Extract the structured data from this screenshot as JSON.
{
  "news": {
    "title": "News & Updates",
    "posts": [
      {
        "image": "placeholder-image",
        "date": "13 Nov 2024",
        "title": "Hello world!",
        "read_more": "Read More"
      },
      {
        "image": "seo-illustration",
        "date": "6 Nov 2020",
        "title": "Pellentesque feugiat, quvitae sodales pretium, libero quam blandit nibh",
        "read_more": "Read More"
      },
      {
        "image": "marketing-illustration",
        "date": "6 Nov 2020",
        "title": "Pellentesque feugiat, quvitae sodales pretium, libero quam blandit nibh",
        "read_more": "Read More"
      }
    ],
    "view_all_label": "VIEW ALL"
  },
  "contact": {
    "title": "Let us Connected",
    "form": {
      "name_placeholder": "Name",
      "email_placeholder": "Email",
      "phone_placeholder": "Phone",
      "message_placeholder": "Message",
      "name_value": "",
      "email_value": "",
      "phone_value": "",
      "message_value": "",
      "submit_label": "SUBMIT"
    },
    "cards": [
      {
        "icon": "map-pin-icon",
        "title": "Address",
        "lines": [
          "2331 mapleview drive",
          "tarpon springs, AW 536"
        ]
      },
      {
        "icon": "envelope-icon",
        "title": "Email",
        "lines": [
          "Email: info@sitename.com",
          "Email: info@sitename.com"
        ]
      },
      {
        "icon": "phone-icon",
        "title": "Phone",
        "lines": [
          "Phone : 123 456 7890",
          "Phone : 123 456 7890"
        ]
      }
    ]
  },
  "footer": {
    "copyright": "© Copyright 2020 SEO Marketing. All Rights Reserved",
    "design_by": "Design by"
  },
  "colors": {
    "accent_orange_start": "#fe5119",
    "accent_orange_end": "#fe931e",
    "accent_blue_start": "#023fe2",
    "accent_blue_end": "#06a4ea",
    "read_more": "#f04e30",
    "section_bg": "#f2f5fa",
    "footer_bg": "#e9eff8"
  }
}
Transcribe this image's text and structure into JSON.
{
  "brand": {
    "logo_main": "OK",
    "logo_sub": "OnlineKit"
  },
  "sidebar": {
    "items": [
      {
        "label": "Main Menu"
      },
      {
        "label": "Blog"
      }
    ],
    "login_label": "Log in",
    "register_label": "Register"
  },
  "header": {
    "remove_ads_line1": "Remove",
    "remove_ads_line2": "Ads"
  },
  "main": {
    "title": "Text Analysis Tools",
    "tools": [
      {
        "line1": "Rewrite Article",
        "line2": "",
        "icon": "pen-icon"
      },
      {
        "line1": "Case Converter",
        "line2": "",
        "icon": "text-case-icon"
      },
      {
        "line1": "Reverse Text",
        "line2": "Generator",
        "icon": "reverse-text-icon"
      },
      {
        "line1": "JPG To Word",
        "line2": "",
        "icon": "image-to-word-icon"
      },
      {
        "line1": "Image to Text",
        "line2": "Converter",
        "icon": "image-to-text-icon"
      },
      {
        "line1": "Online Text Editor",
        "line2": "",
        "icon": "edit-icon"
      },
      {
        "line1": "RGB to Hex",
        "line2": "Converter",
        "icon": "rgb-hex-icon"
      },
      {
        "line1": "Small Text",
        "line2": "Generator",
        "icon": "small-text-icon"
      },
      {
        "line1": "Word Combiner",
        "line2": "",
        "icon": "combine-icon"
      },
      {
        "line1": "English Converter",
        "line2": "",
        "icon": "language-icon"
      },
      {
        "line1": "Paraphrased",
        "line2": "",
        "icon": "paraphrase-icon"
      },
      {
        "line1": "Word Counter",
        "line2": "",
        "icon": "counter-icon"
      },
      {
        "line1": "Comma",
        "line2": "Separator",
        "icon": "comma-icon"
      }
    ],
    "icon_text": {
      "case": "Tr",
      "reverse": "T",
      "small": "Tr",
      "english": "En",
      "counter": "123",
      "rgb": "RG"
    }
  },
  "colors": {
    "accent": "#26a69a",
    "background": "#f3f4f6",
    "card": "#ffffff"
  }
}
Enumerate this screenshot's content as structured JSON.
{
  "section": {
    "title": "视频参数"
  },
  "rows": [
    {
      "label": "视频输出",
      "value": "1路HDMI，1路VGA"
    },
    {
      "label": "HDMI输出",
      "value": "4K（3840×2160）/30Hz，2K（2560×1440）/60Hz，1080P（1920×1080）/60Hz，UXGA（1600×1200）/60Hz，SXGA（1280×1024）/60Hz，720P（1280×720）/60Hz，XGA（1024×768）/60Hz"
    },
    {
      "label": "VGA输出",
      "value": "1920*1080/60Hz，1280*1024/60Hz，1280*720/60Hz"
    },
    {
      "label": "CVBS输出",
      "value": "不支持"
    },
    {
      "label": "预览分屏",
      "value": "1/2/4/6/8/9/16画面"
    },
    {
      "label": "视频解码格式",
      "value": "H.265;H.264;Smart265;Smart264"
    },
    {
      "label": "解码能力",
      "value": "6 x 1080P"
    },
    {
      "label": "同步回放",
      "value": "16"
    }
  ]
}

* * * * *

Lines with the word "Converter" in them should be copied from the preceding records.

        "line1": "Case Converter",
        "line2": "Converter",
        "line2": "Converter",
        "line1": "English Converter",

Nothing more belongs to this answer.